The TalkSearch project is made of two main parts: a back-end scraper and a front-end library called TalkSearch.js. The scraper will extract data from YouTube while TalkSearch.js will help you build a front-end for it.
The scraper is the main beast here. Its responsibility is to extract data from YouTube playlists and push records to an Algolia index. We run it on our own infrastructure at regular intervals, to keep content fresh.
The scraper is piloted through a set of config files. Each conference has its own config file containing the list of playlists to crawl. Config files also contains other hooks that can be used to enrich the records.
For each playlist, we get the list of videos, and for each video we get the textual transcript. We clean, enrich and reorganise this data to convert it to JSON objects that we push to Algolia. Each config results are pushed to a different index, that can then be queried directly from the front-end, directly into your website. That's where TalkSearch.js comes into play.
Note that the scraper code is entirely open-source. You can run it on your own if you'd like.
TalkSearch.js is the front-end counterpart of the scraper. Now that all the data is in an Algolia index, the job of TalkSearch.js is to help you display it in your website.
Note that the use of TalkSearch.js is entirely optional. The index created by TalkSearch is a regular Algolia index and thus can be used with InstantSearch.js, our front-end library.
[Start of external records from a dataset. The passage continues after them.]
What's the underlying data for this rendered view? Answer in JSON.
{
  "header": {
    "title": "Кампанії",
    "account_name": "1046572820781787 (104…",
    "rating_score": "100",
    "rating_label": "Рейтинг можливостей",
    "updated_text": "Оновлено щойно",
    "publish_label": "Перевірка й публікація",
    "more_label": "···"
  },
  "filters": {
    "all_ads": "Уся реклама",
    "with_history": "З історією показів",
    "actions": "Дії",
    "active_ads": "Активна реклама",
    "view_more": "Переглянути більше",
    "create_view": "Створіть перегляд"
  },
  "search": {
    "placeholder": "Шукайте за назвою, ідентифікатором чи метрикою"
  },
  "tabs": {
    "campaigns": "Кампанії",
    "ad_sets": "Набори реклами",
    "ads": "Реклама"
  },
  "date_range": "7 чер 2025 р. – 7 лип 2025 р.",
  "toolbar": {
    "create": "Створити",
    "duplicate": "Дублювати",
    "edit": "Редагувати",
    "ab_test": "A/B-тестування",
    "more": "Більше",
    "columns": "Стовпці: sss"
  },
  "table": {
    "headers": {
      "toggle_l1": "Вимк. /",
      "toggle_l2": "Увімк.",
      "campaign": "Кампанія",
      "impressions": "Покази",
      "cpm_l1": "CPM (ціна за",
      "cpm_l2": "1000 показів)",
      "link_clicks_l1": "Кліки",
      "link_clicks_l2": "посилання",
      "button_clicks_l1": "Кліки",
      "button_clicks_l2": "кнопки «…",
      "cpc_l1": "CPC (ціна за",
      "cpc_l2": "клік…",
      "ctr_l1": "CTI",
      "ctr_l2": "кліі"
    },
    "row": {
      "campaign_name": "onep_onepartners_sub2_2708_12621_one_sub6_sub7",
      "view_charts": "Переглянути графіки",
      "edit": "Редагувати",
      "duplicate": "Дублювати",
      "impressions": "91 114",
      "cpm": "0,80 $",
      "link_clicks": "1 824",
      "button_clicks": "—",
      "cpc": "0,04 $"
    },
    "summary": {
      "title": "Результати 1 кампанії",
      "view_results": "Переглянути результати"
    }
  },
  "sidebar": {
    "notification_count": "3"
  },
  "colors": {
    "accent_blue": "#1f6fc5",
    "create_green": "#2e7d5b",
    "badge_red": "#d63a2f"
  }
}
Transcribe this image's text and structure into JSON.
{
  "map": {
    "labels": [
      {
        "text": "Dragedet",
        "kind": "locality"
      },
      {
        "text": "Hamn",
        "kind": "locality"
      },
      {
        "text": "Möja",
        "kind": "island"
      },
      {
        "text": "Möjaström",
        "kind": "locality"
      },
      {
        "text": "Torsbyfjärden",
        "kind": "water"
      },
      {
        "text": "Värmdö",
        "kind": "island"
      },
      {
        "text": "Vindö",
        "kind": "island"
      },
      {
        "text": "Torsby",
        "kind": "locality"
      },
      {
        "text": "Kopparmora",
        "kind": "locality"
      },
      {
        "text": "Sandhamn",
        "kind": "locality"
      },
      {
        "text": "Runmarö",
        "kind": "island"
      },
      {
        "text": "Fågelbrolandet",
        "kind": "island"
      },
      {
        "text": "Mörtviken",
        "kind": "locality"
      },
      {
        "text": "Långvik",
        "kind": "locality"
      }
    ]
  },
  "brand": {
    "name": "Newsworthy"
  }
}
TalkSearch.js is nothing more than a set of templates compatible with InstantSearch to help you integrate a battle-tested UI with your data in no time.